Research pinpoints an old problem
As far back as the 1950s many field studies of septic
system chemistry and soil structure have documented
the effects of high sodium levels in domestic wastewater
and the negative impact on septic system soils.
A ten-year study by Dr. Robert Patterson contains
a very thorough study of the contribution of sodium
to septic system soil failure. Dr. Patterson's work
sheds new light on the influence of modern products
on septic system drainage soils. The detailed records
and scientific laboratory evaluations provided in
this outstanding scientific work give us clear insights
into problems long noted by leading scientists over
the years. After ten years of thoroughly documented
research, Dr. Patterson concludes: "The inevitable
consequence of continual addition of sodium in septic

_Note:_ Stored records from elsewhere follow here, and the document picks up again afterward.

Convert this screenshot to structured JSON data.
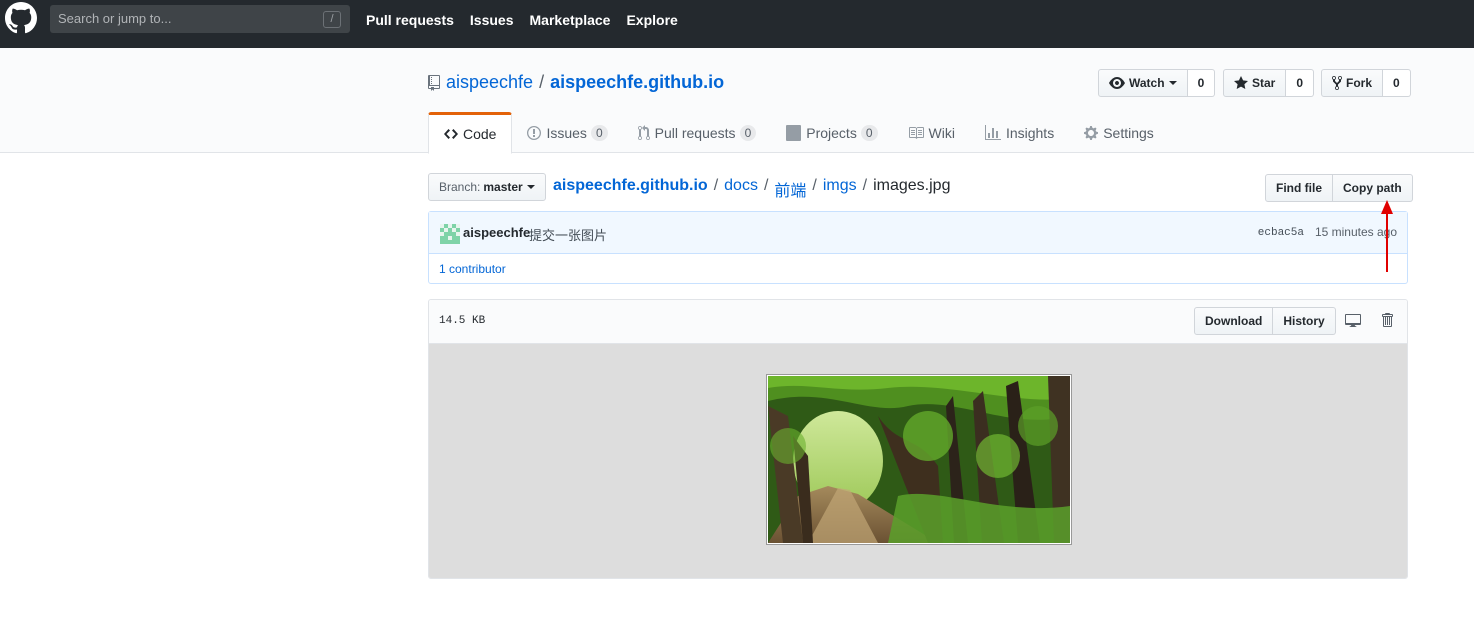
{
  "topbar": {
    "search_placeholder": "Search or jump to...",
    "search_shortcut": "/",
    "nav": [
      "Pull requests",
      "Issues",
      "Marketplace",
      "Explore"
    ]
  },
  "repo": {
    "owner": "aispeechfe",
    "separator": "/",
    "name": "aispeechfe.github.io",
    "actions": {
      "watch_label": "Watch",
      "watch_count": "0",
      "star_label": "Star",
      "star_count": "0",
      "fork_label": "Fork",
      "fork_count": "0"
    },
    "tabs": [
      {
        "label": "Code",
        "counter": null
      },
      {
        "label": "Issues",
        "counter": "0"
      },
      {
        "label": "Pull requests",
        "counter": "0"
      },
      {
        "label": "Projects",
        "counter": "0"
      },
      {
        "label": "Wiki",
        "counter": null
      },
      {
        "label": "Insights",
        "counter": null
      },
      {
        "label": "Settings",
        "counter": null
      }
    ]
  },
  "filenav": {
    "branch_prefix": "Branch:",
    "branch": "master",
    "breadcrumb": [
      "aispeechfe.github.io",
      "docs",
      "前端",
      "imgs"
    ],
    "separator": "/",
    "filename": "images.jpg",
    "find_file": "Find file",
    "copy_path": "Copy path"
  },
  "commit": {
    "author": "aispeechfe",
    "message": "提交一张图片",
    "sha": "ecbac5a",
    "time": "15 minutes ago",
    "contributors": "1 contributor"
  },
  "file": {
    "size": "14.5 KB",
    "download": "Download",
    "history": "History",
    "display_icon": "desktop-icon",
    "delete_icon": "trashcan-icon"
  },
  "colors": {
    "topbar": "#24292e",
    "link": "#0366d6",
    "selected_tab_accent": "#e36209",
    "annotation_arrow": "#e00000"
  }
}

tank effluent is a decrease in the soil's hydraulic
conductivity leading, in many cases, to drain field
Clay particles magnified by an
If a grain of sand were the size of a basketball, then

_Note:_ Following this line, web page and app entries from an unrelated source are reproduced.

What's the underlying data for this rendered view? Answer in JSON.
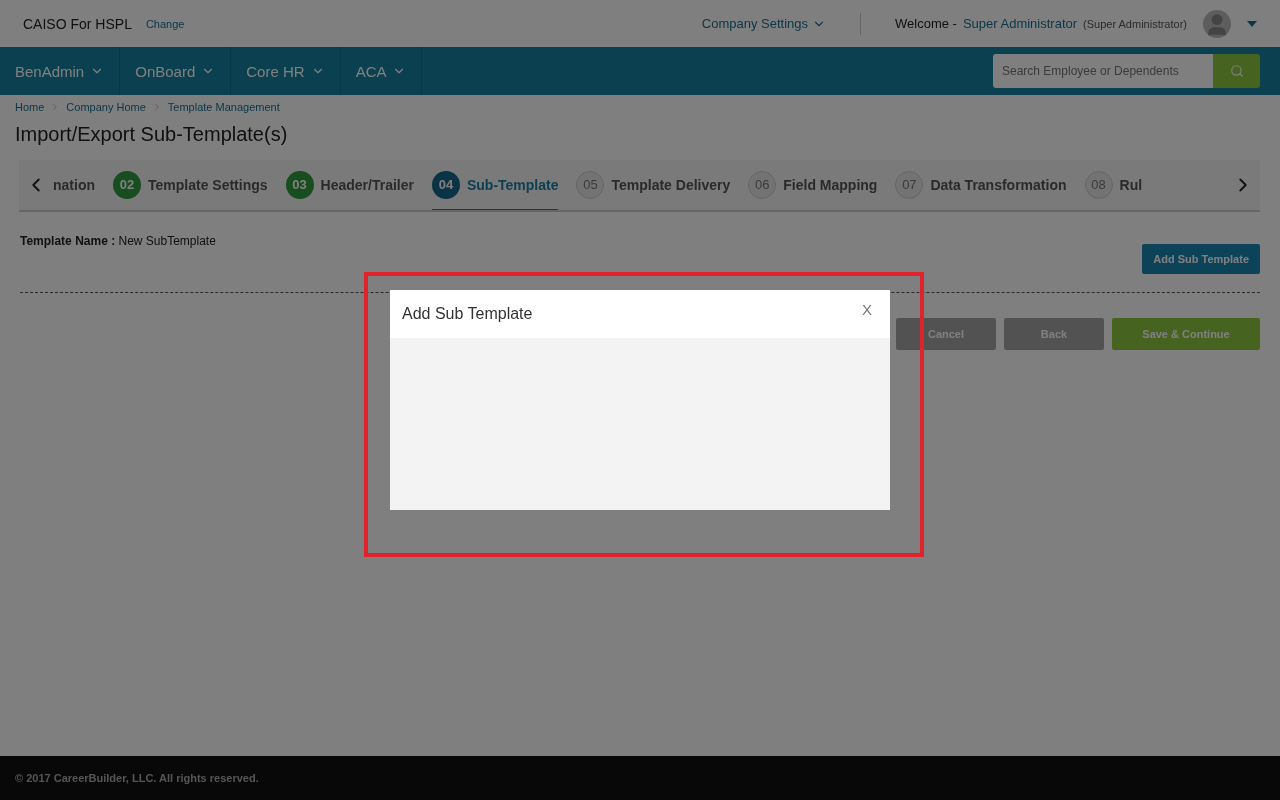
{
  "header": {
    "company": "CAISO For HSPL",
    "change_link": "Change",
    "company_settings": "Company Settings",
    "welcome": "Welcome -",
    "user_name": "Super Administrator",
    "user_role": "(Super Administrator)"
  },
  "nav": {
    "items": [
      {
        "label": "BenAdmin"
      },
      {
        "label": "OnBoard"
      },
      {
        "label": "Core HR"
      },
      {
        "label": "ACA"
      }
    ],
    "search": {
      "placeholder": "Search Employee or Dependents"
    }
  },
  "breadcrumb": [
    "Home",
    "Company Home",
    "Template Management"
  ],
  "page_title": "Import/Export Sub-Template(s)",
  "steps": [
    {
      "label": "nation",
      "selected": false
    },
    {
      "number": "02",
      "label": "Template Settings",
      "kind": "done",
      "selected": false
    },
    {
      "number": "03",
      "label": "Header/Trailer",
      "kind": "done",
      "selected": false
    },
    {
      "number": "04",
      "label": "Sub-Template",
      "kind": "current",
      "selected": true
    },
    {
      "number": "05",
      "label": "Template Delivery",
      "kind": "todo",
      "selected": false
    },
    {
      "number": "06",
      "label": "Field Mapping",
      "kind": "todo",
      "selected": false
    },
    {
      "number": "07",
      "label": "Data Transformation",
      "kind": "todo",
      "selected": false
    },
    {
      "number": "08",
      "label": "Rul",
      "kind": "todo",
      "selected": false
    }
  ],
  "template_name": {
    "label": "Template Name :",
    "value": "New SubTemplate"
  },
  "add_button": "Add Sub Template",
  "actions": [
    {
      "label": "Cancel",
      "kind": "secondary"
    },
    {
      "label": "Back",
      "kind": "secondary"
    },
    {
      "label": "Save & Continue",
      "kind": "primary"
    }
  ],
  "modal": {
    "title": "Add Sub Template",
    "close": "X"
  },
  "footer": "© 2017 CareerBuilder, LLC. All rights reserved."
}
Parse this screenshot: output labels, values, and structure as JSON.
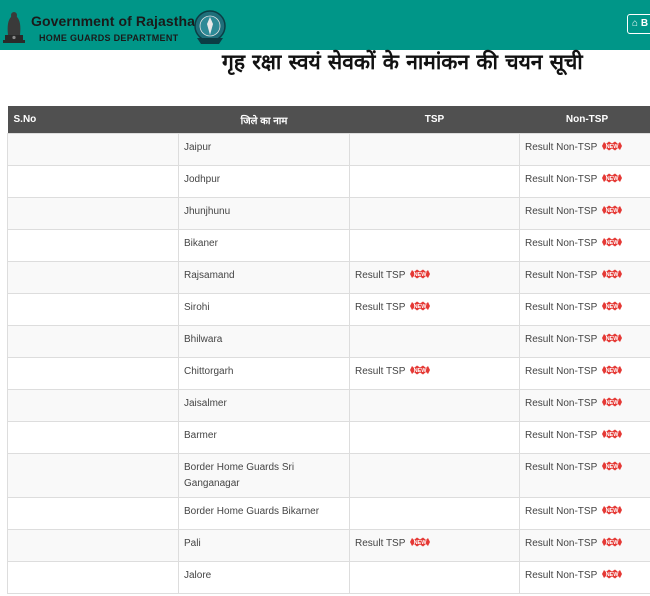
{
  "header": {
    "brand_title": "Government of Rajasthan",
    "brand_subtitle": "HOME GUARDS DEPARTMENT",
    "back_button_label": "B",
    "back_icon": "home-icon",
    "bg_color": "#009688"
  },
  "page_title": "गृह रक्षा स्वयं सेवकों के नामांकन की चयन सूची",
  "table": {
    "headers": {
      "sno": "S.No",
      "district": "जिले का नाम",
      "tsp": "TSP",
      "nontsp": "Non-TSP"
    },
    "new_badge_text": "NEW",
    "new_badge_color": "#e53935",
    "rows": [
      {
        "sno": "",
        "district": "Jaipur",
        "tsp": "",
        "nontsp": "Result Non-TSP"
      },
      {
        "sno": "",
        "district": "Jodhpur",
        "tsp": "",
        "nontsp": "Result Non-TSP"
      },
      {
        "sno": "",
        "district": "Jhunjhunu",
        "tsp": "",
        "nontsp": "Result Non-TSP"
      },
      {
        "sno": "",
        "district": "Bikaner",
        "tsp": "",
        "nontsp": "Result Non-TSP"
      },
      {
        "sno": "",
        "district": "Rajsamand",
        "tsp": "Result TSP",
        "nontsp": "Result Non-TSP"
      },
      {
        "sno": "",
        "district": "Sirohi",
        "tsp": "Result TSP",
        "nontsp": "Result Non-TSP"
      },
      {
        "sno": "",
        "district": "Bhilwara",
        "tsp": "",
        "nontsp": "Result Non-TSP"
      },
      {
        "sno": "",
        "district": "Chittorgarh",
        "tsp": "Result TSP",
        "nontsp": "Result Non-TSP"
      },
      {
        "sno": "",
        "district": "Jaisalmer",
        "tsp": "",
        "nontsp": "Result Non-TSP"
      },
      {
        "sno": "",
        "district": "Barmer",
        "tsp": "",
        "nontsp": "Result Non-TSP"
      },
      {
        "sno": "",
        "district": "Border Home Guards Sri Ganganagar",
        "tsp": "",
        "nontsp": "Result Non-TSP"
      },
      {
        "sno": "",
        "district": "Border Home Guards Bikarner",
        "tsp": "",
        "nontsp": "Result Non-TSP"
      },
      {
        "sno": "",
        "district": "Pali",
        "tsp": "Result TSP",
        "nontsp": "Result Non-TSP"
      },
      {
        "sno": "",
        "district": "Jalore",
        "tsp": "",
        "nontsp": "Result Non-TSP"
      }
    ]
  }
}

a piece of silt would be the size of a marble, and
a particle of clay would be a pinpoint. Clay particles
are tiny, less than one 12,500th of an inch. These
tiny specks are "surface active" with
contaminants found in wastewater, but the problem
is that they are shaped like plates or flakes.
When sodium is present in wastewater passing through
these tiny clay particles, they tend to stick together
forming hardpan conditions in the soil.
causes of septic system soil failure
system drain field failure may be physical, chemical
1- Physical failure can be caused by crushed or
broken pipes; tree roots blocking pipes or solid
objects in the lines.
2- Chemical failure can occur when sodium causes
fine clay particles found in the soil to bond into
a waterproof barrier, which in turn causes the physical
flooding and blockage of soil passages.
3- Biological death of air-dependent cleaning organisms
(aerobic bacteria) in the soil occurs when soils
Agricultural soil and wastewater scientists have
long recognized that in time, sodium in irrigation
waters will cause finer soil particles to bond together
into impermeable layers. In agriculture, this chemical
change causes physical or structural changes in
the soil, which ultimately leads to loss of biological
uptake of plant nutrients.